The Great Lakes Shipwreck Historical Society (GLSHS) is committed to preservation and interpretation of Great Lakes maritime history.
Specifically relating to Great Lakes Shipwrecks, GLSHS supports and promotes lawful safe diving on all shipwrecks. GLSHS has made a formal agreement with the State of Michigan to preserve and protect Michigan’s shipwreck heritage. Further, GLSHS desires to assist all states and provinces bordering the Great Lakes and connecting waters in all efforts which encourage historic preservation.
The Shipwreck Society conducts ongoing research into the stories of Great Lakes Shipwrecks. During the summer months, the Society’s primary platform is its 47-foot Research Vessel David Boyd, equipped with a Phantom S4 Remotely Operated Vehicle (ROV), Marine Sonics Dual Frequency SideScan Sonar, underwater HD digital imaging equipment, and the latest in digital surface interface data storage and navigational electronics.
The Society plans to thoroughly document the wreck of the Cyprus, found by the Society off Deer Park, Michigan in 2007, lying 460 feet below Lake Superior.
The Society works with organizations as National Geographic Society, Harbor Branch Oceanographic, the Canadian Navy, U.S. Fish & Wildlife Service, Discovery and History Channels and many state and local governmental agencies throughout the Great Lakes.
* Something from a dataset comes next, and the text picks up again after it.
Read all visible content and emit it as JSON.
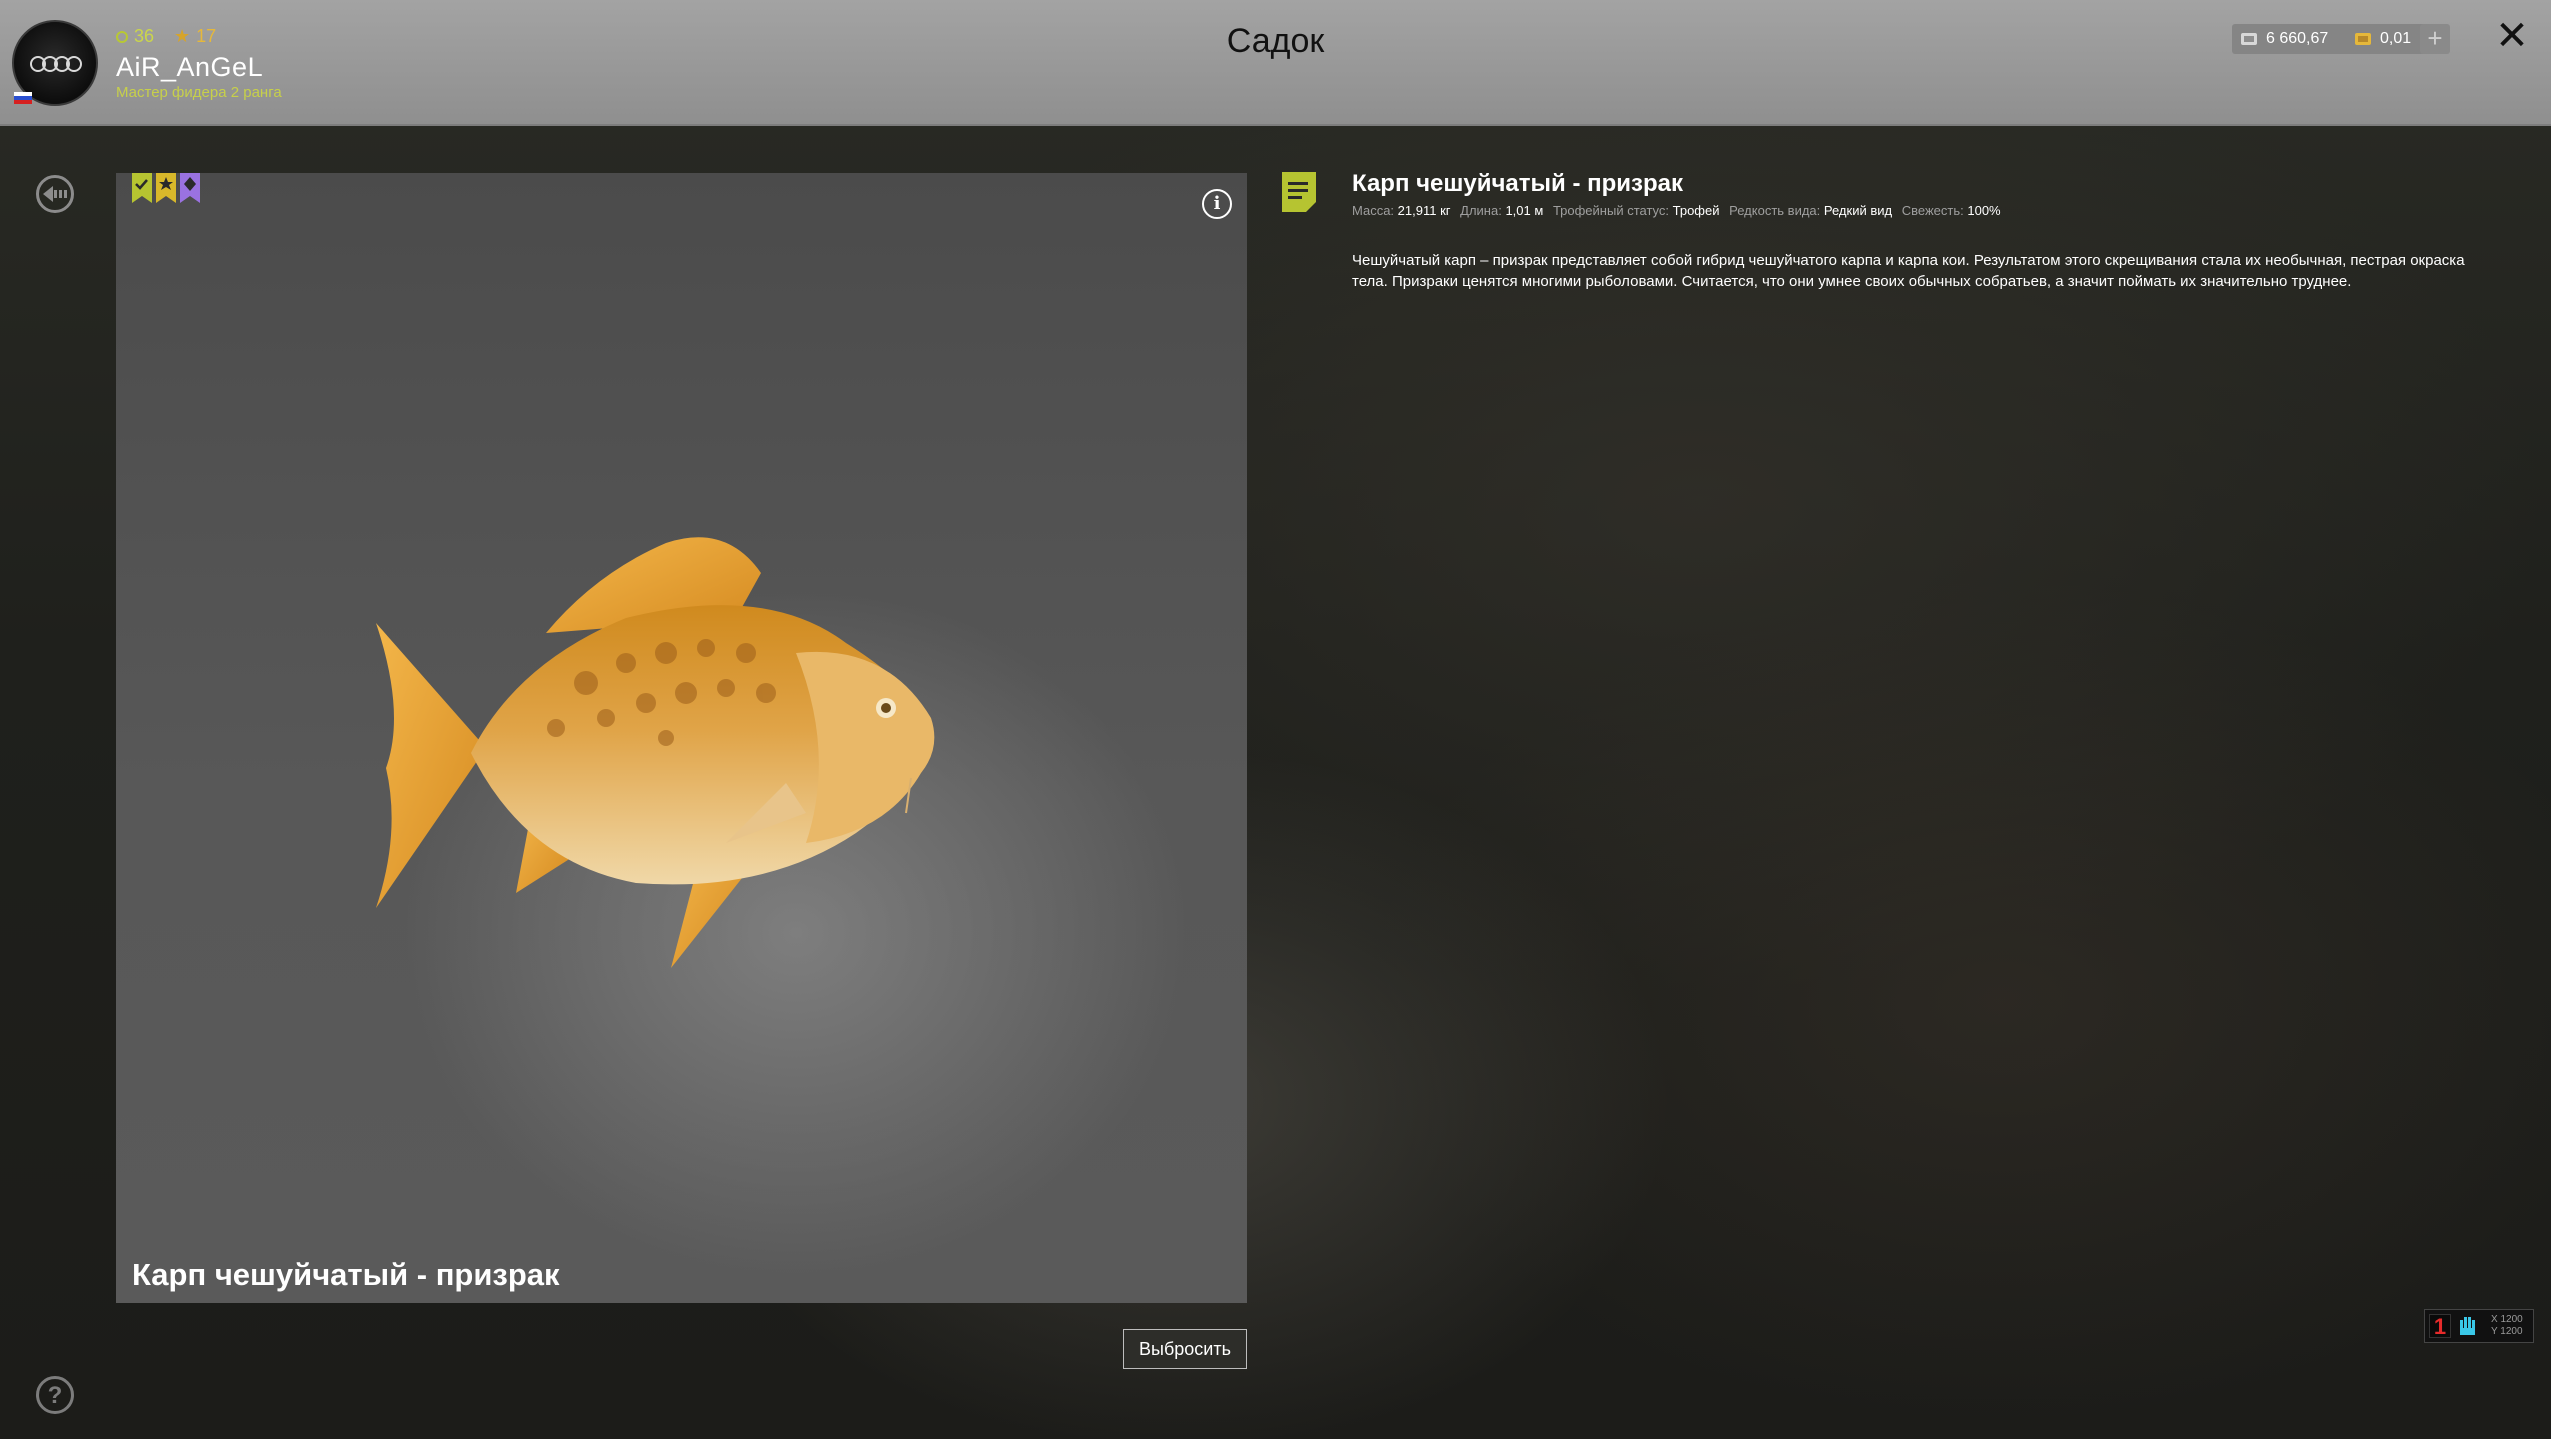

GLSHS is a multi-faceted organization attracting global attention from sailors, educators, historians, divers, archeologists, and museum visitors. Lake Superior State University is involved in the student intern program offered by GLSHS. Students are provided the opportunity to gain experience in all areas of museum operations and Great Lakes maritime research. The Society plans to partner with DePaul University of Chicago, Illinois, pending funding for an extensive research project on the Cyprus.
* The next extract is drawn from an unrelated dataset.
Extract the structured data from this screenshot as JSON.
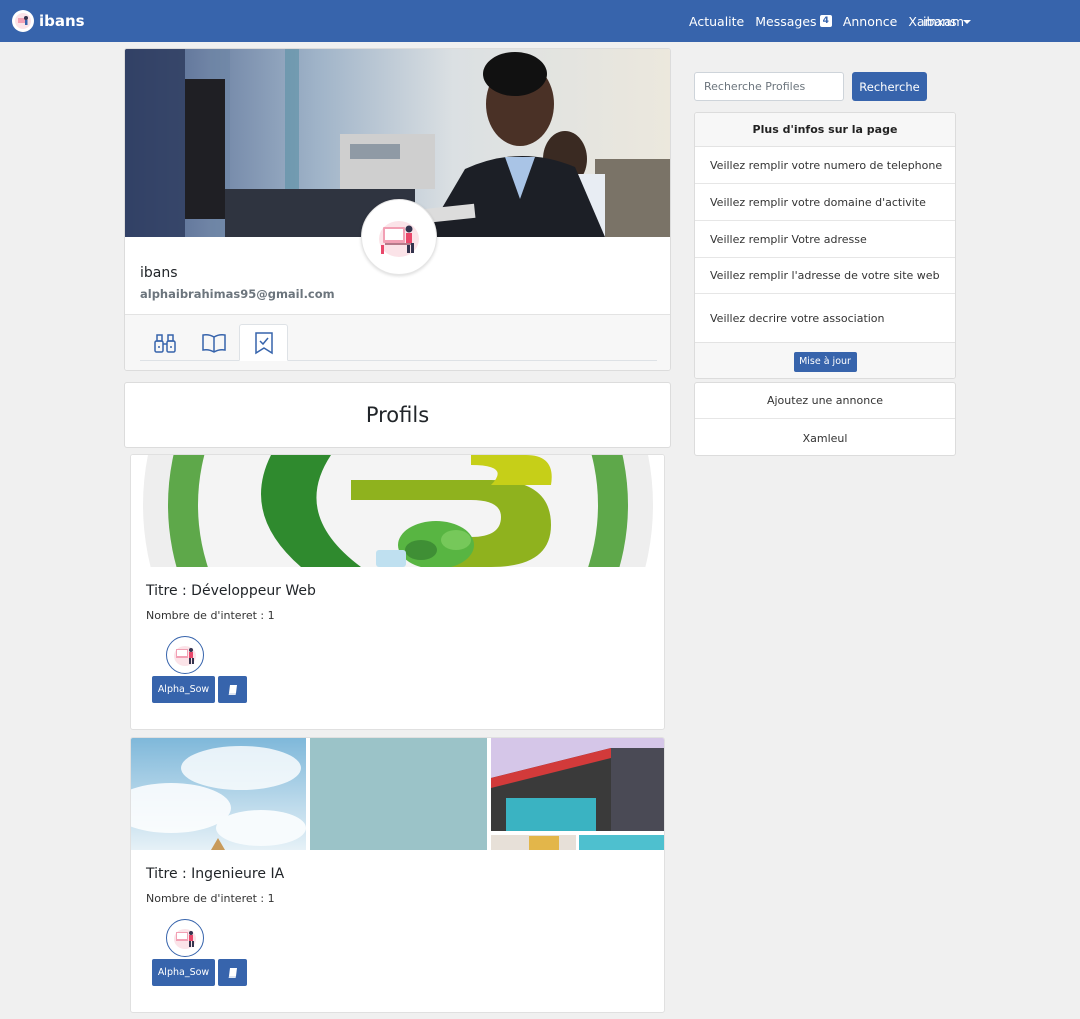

More than 100 million people have been introduced to GLSHS and its interpretive programs through television and print. The Discovery Channel’s “Shipwreck – The Mystery of the Edmund Fitzgerald” first aired in March, 1996; and National Geographic Magazine featured the story of the bell recovery in its January 1996 issue. Articles about the Great Lakes Shipwreck Museum have appeared in numerous newspapers and periodical, including Michigan History, Michigan Living, Lake Superior Magazine, Lighthouse Digest, USA Today, the Detroit Free Press, Bus Tour Magazine, and Family Fun.
A variety of educational seminars take place at Whitefish Point each season. Recent activity featured workshops in outdoor nature photography and agate rock study. Teacher in-services are held as well as visits by numerous public and private school groups.
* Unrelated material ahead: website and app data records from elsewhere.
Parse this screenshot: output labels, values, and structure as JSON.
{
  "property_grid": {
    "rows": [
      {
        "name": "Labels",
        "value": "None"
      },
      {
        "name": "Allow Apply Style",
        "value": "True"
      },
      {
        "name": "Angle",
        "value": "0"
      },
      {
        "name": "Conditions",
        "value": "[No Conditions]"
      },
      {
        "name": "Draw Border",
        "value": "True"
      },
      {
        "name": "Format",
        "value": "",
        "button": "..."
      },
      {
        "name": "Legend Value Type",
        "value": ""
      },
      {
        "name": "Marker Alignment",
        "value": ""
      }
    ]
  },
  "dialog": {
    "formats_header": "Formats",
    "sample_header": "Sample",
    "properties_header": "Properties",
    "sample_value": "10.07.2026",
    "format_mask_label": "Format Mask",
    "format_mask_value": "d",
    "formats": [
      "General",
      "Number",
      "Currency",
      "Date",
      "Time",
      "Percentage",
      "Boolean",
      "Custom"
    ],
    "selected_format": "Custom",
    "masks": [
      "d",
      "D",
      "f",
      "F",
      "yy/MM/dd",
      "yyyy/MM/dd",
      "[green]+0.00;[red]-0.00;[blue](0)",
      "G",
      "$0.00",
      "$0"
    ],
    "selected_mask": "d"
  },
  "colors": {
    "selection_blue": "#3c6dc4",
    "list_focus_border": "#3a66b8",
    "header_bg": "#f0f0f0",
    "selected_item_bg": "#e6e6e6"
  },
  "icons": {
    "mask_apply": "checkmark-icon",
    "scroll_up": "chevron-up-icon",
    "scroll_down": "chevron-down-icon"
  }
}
Historic Preservation and Restoration
As the Whitefish Point Light Station is a National Historic Site, and as the Weather Bureau Building is a contributing element of the St Marys Falls Canal National Historic Landmark, all historic preservation work is coordinated between the Shipwreck Society and the Michigan State Historic Preservation Office.
The Shipwreck Society has completed about 85% of critical restoration work to the ten historic structures at Whitefish Point. Currently, funds are being sought to complete restoration of the Motor Lifeboat House; the U.S. Navy Radio Building; and to reconstruct window sills on the 1861 Lightkeepers Quarters Buildling. Restoration of the Light Tower was completed in 2011, making the Lightkeepers Quarters the oldest building on the site that needs attention.
The Great Lakes Shipwreck Historical Society was Michigan’s only recipient of the coveted Save Americas Treasures Award from the National Park Service in 2008, for restoration of the U.S. Weather Bureau Building in Sault Ste. Marie.
Many other federal, state, and private agencies have assisted the Society in historic restoration over the years. The Society continues its work and continues to seek private matching funds from the general public. Please visit the section on donations if you are interested in assisting.
The Great Lakes Shipwreck Historical Society has grown to a $1.7 Million Michigan non-profit Corporation, with IRS 501 (c)(3) status. The following documents are available for public review and download. Please call Sean Ley, Development Officer, at 800-635-1742 if you have any questions about anything contained in these reports.